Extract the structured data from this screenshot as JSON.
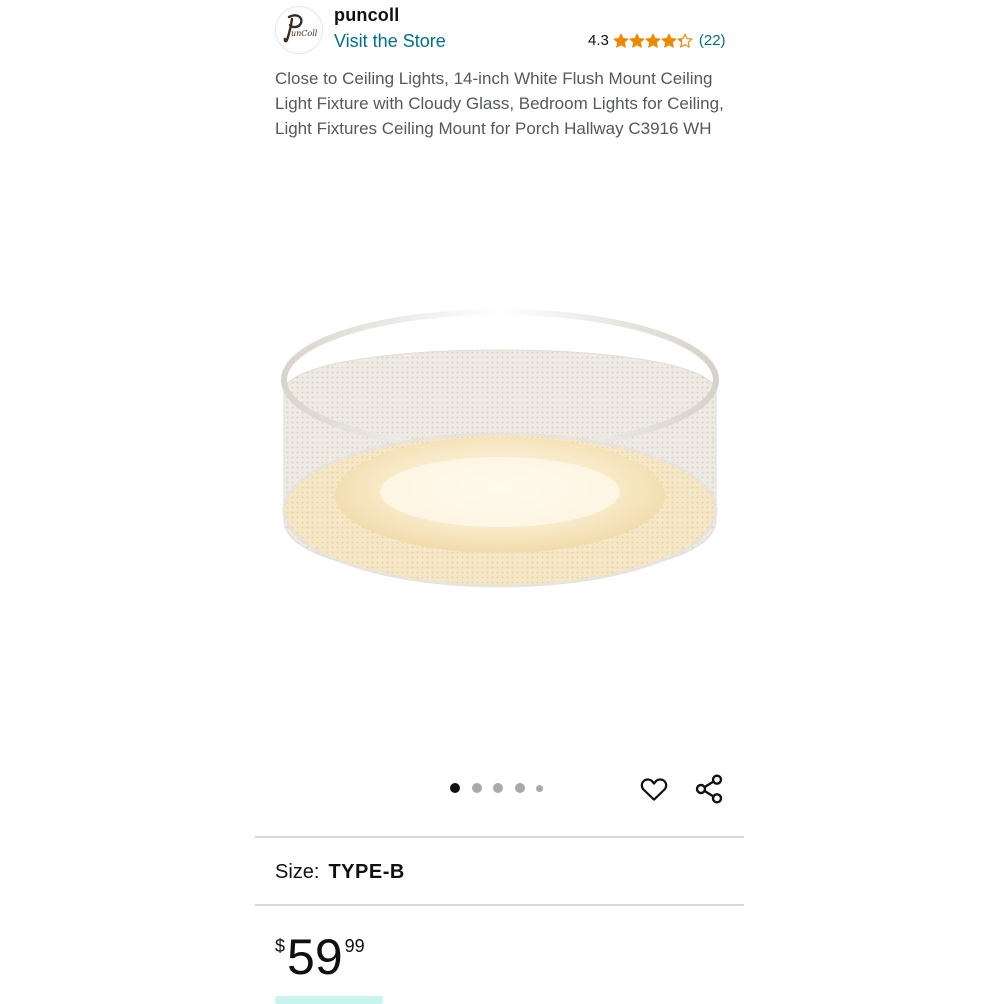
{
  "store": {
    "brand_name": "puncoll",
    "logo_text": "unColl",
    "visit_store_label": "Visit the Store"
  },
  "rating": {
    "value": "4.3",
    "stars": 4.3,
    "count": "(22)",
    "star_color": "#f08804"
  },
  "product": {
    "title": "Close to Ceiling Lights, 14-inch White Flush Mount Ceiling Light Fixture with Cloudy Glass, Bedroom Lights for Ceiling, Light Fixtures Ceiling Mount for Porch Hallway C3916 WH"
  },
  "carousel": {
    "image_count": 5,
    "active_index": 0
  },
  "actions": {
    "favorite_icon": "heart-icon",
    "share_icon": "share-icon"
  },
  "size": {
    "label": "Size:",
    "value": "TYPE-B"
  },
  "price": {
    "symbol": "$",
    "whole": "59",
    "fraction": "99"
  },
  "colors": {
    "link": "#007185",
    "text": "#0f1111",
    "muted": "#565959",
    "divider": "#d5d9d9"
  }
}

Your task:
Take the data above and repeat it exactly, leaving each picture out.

Exercise solution:
Extract the structured data from this screenshot as JSON.
{
  "store": {
    "brand_name": "puncoll",
    "logo_text": "unColl",
    "visit_store_label": "Visit the Store"
  },
  "rating": {
    "value": "4.3",
    "stars": 4.3,
    "count": "(22)",
    "star_color": "#f08804"
  },
  "product": {
    "title": "Close to Ceiling Lights, 14-inch White Flush Mount Ceiling Light Fixture with Cloudy Glass, Bedroom Lights for Ceiling, Light Fixtures Ceiling Mount for Porch Hallway C3916 WH"
  },
  "carousel": {
    "image_count": 5,
    "active_index": 0
  },
  "actions": {
    "favorite_icon": "heart-icon",
    "share_icon": "share-icon"
  },
  "size": {
    "label": "Size:",
    "value": "TYPE-B"
  },
  "price": {
    "symbol": "$",
    "whole": "59",
    "fraction": "99"
  },
  "colors": {
    "link": "#007185",
    "text": "#0f1111",
    "muted": "#565959",
    "divider": "#d5d9d9"
  }
}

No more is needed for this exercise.